“If you live in a ‘common-law marriage,’ are you entitled to the same support and property division as if you were legally married?”
Often, I receive inquiries from prospective clients about a divorce, child support, visitation, custody, etc., and the clients state to me that “we are not actually married, we just have a common-law marriage.” I almost always immediately stop them and advise them that if they have a common-law marriage, their marriage is treated just like a ceremonial marriage in Texas.
The essential elements of a common-law marriage are:
there was an expressed or implied agreement to enter into marriage;
after the agreement, the parties live together in this state as husband and wife; and
after the agreement, they represented to others that they were married.
The existence of facts necessary to establish common-law marriage may be proved by circumstantial evidence as well as by direct evidence. There is no presumption that a common-law marriage exists just because two people live together, and the burden of proving that the man and woman agree to be married rests upon the party that is claiming the existence of a common-law marriage. When a party is claiming a common-law marriage, the courts will scrutinize the parties’ relationship very closely. Even though the parties may be living together and occasionally refer to themselves out to the public as husband and wife, in many cases, it is difficult to prove that the parties actually agreed to be married.
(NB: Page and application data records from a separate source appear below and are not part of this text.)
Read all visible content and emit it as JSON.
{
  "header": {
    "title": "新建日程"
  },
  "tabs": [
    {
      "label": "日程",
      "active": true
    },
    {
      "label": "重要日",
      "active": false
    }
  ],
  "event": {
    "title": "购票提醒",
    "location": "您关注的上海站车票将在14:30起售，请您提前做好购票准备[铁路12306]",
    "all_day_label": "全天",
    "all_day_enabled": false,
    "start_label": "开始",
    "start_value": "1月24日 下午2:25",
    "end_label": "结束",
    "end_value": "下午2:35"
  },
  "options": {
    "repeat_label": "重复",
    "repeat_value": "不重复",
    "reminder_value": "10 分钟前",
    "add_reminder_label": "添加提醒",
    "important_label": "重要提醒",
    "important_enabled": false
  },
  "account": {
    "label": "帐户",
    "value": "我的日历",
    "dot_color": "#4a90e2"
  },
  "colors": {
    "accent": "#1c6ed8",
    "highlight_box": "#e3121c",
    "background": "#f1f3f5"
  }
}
It is becoming more difficult to successfully prove a common-law marriage. Historically, common-law marriage was recognized because many people in Texas lived far away from ministers and county clerks, lived together, intended to be married, and even had children. Today, almost everyone has access to a minister, a county judge, or a justice of the peace; it’s also quite common for people to have children out of wedlock, and there seems to be little or no stigma attached to this. Finally, people are frequently signing documents today that disprove an intent to be married, reciting that they are single, such as: federal income-tax returns signed under the pains and penalties of perjury; automobile-loan applications; bank loans; mortgage applications; and deeds of trust.
For the man and woman who truly do intend to have a common-law marriage and do not wish to go through a ceremonial marriage, Texas has adopted a procedure whereby the parties may declare an informal marriage in writing, under oath, before a county clerk, and execute a clerk certificate of the declaration.
A unique situation has developed over the years in Texas in which people live together and hold themselves out to the public as husband and wife, but do not ever state whether or not they have an actual agreement to be married. Eventually, these people drift apart, and as long as both of them remain poor, both of them will usually agree that they never intended to be married. However, if one of the parties should become wealthy, the other party almost always comes to the conclusion that they really did have a common-law union, and they should have gotten divorced, so they go down to the court and file for a divorce. In 1997, Texas amended the common-law marriage rules to provide that, in a proceeding in which common-law marriage is to be proved, if it is not commenced before the second anniversary of the date in which the parties separated and ceased living together, it is presumed that the parties did not enter into an agreement to be married.
Once a common-law marriage is established, its effect is identical to that of a ceremonial marriage. The parties have a duty to support each other. Any property acquired during the term of the marriage is community property. Any children born between the parties are children of the marriage. If the parties decide go their separate ways, they need to file for divorce. Once they enter into the divorce court, the court will divide the estate of the parties in a manner the court deems just and right, having due regards for the rights of the parties and any children of the marriage. The court will set aside the parties’ separate property interests, establish conservatorship in support of the children, and consider the issues of post-divorce maintenance.
So in the eyes of the laws of the State of Texas, the two parties in a common-law marriage, upon separation, have the same rights, duties, and responsibilities to each other and their children as two parties in a ceremonial marriage.
John K. Grubb practices family law in Houston. He has a BBA, MBA, and a JD Degree. John K. Grubb focuses a significant part of his family law practice on helping couples create premarital and prenuptial agreements in Texas.